▶ [WORK INSTRUCTIONS] Please copy the records below word for word, leaving out the pictures.

▶ [SUPPLIED DATA]
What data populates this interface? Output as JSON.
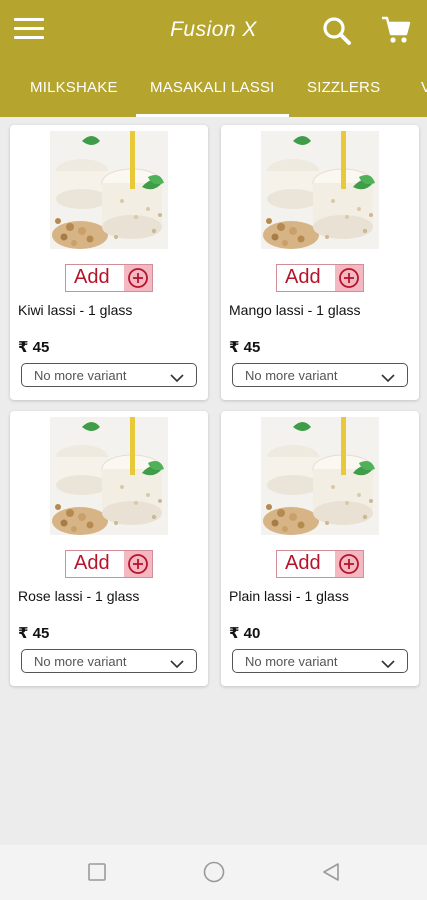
{
  "app": {
    "title": "Fusion X",
    "colors": {
      "primary": "#b5a52e",
      "accent": "#b5142a",
      "background": "#ececec"
    },
    "icons": {
      "menu": "hamburger-menu-icon",
      "search": "search-icon",
      "cart": "cart-icon"
    }
  },
  "tabs": [
    {
      "label": "MILKSHAKE",
      "active": false
    },
    {
      "label": "MASAKALI LASSI",
      "active": true
    },
    {
      "label": "SIZZLERS",
      "active": false
    },
    {
      "label": "V",
      "active": false
    }
  ],
  "products": [
    {
      "name": "Kiwi lassi - 1 glass",
      "price": "₹ 45",
      "add_label": "Add",
      "variant": "No more variant"
    },
    {
      "name": "Mango lassi - 1 glass",
      "price": "₹ 45",
      "add_label": "Add",
      "variant": "No more variant"
    },
    {
      "name": "Rose lassi - 1 glass",
      "price": "₹ 45",
      "add_label": "Add",
      "variant": "No more variant"
    },
    {
      "name": "Plain lassi - 1 glass",
      "price": "₹ 40",
      "add_label": "Add",
      "variant": "No more variant"
    }
  ],
  "navbar": {
    "icons": [
      "recent-apps-icon",
      "home-icon",
      "back-icon"
    ]
  }
}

▶ [SOLUTION FOR THIS EXERCISE]
What data populates this interface? Output as JSON.
{
  "app": {
    "title": "Fusion X",
    "colors": {
      "primary": "#b5a52e",
      "accent": "#b5142a",
      "background": "#ececec"
    },
    "icons": {
      "menu": "hamburger-menu-icon",
      "search": "search-icon",
      "cart": "cart-icon"
    }
  },
  "tabs": [
    {
      "label": "MILKSHAKE",
      "active": false
    },
    {
      "label": "MASAKALI LASSI",
      "active": true
    },
    {
      "label": "SIZZLERS",
      "active": false
    },
    {
      "label": "V",
      "active": false
    }
  ],
  "products": [
    {
      "name": "Kiwi lassi - 1 glass",
      "price": "₹ 45",
      "add_label": "Add",
      "variant": "No more variant"
    },
    {
      "name": "Mango lassi - 1 glass",
      "price": "₹ 45",
      "add_label": "Add",
      "variant": "No more variant"
    },
    {
      "name": "Rose lassi - 1 glass",
      "price": "₹ 45",
      "add_label": "Add",
      "variant": "No more variant"
    },
    {
      "name": "Plain lassi - 1 glass",
      "price": "₹ 40",
      "add_label": "Add",
      "variant": "No more variant"
    }
  ],
  "navbar": {
    "icons": [
      "recent-apps-icon",
      "home-icon",
      "back-icon"
    ]
  }
}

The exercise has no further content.